More than 100,000 farmers and ranchers have attended Ray Archuleta’s soil-health talks, which start with two clumps of soil dropped into columns of water.

It’s not soil ‘quality’…

Terminology can make a difference, and using ‘health’ rather than ‘quality’ is helping bring together different interests to a common cause

Reading Time: 6 minutes For three weeks every month, Ray Archuleta captivates audiences with a few handfuls of soil. He begins with two clumps, dropping them into water. The soil from a farm where the soil isn’t tilled holds together, while the tilled soil immediately disperses, indicating poor soil structure. Next, volunteers from the audience — mostly farmers and […] Read more


This earthen “tank” is 100 feet above the Coen farmyard and provides gravity pressure for livestock watering, irrigation and fire protection. For more photos and videos of the Coen farm, visit YouTube.com and search for “Takota Coen — Grass Roots Family Farm.”

‘Farmscaping’ for profitability, sustainability

Applying some of the same principles from kitchen design can improve the environment and the workflow on the farm

Reading Time: 5 minutes “Farmscaping” might be a new term for many western Canadian producers, but it’s shorthand for a familiar set of ideas: building features like shelterbelts and perennial strips into the farm landscape to best utilize their ecological goods and services. In other words, taking a “whole-farm” approach, with the goal of maximizing profitability and sustainability. Joanne […] Read more

The bottom line is that reducing pesticides increases the complexity of decision-making and management on the farm.

‘Insurance’ spraying

A new study says most farmers can generate more profit by cutting back on crop protection. But wait… is it really that simple?

Reading Time: 5 minutes Today, we all recognize “recreational tillage” as a phrase we use to criticize farmers who haven’t been paying attention to how we’ve learned that we can put an end to a lot of excessive tillage, thereby reducing soil erosion, fuel and equipment costs, and manpower requirements.
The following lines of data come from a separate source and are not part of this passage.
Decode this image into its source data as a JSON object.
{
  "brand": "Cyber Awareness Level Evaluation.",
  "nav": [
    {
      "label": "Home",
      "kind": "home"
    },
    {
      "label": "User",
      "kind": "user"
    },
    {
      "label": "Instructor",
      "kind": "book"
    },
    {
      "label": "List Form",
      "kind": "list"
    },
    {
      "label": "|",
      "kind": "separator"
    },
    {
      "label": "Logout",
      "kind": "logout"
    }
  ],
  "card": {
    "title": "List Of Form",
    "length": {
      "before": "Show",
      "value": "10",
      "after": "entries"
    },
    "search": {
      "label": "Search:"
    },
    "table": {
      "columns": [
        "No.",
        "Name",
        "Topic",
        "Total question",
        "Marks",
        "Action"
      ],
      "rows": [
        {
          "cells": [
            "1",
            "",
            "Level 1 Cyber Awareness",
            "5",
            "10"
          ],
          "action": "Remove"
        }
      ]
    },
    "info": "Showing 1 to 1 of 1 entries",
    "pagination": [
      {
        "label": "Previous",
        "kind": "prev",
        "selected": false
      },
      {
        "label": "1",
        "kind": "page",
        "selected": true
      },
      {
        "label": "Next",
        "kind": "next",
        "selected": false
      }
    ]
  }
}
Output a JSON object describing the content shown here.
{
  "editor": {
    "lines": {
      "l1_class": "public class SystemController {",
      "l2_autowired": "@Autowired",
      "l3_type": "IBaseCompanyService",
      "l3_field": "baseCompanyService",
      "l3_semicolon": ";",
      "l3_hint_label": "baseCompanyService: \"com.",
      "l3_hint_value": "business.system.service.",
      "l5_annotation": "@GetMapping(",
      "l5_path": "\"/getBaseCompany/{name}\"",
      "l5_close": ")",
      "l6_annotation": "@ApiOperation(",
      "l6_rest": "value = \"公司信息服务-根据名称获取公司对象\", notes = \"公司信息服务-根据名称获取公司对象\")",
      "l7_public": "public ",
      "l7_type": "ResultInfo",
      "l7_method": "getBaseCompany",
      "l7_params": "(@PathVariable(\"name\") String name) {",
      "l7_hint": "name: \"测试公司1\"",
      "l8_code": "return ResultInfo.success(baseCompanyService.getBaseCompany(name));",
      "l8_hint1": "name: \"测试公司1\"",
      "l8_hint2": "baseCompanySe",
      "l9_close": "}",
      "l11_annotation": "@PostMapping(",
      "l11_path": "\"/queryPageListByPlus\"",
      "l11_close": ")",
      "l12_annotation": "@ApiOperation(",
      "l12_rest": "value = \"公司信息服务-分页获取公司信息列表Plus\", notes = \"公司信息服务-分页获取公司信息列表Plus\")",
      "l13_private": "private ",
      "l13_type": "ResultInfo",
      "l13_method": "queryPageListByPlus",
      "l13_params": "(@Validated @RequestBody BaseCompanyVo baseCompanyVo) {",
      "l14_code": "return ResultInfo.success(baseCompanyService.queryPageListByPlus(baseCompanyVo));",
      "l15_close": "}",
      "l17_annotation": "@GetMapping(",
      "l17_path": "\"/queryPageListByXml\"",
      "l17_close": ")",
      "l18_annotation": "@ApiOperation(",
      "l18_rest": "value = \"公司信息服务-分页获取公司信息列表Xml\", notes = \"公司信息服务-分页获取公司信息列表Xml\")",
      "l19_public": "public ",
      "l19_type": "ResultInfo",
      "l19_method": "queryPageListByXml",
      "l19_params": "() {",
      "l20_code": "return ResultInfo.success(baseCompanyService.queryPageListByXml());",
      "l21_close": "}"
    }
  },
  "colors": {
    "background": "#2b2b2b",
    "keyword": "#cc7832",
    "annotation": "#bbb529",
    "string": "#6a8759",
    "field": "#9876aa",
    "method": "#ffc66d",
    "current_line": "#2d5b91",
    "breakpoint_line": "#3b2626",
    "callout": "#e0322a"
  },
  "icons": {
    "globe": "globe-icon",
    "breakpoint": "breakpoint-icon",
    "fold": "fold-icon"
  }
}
But now we need to ask: Is “recreational spraying” […] Read more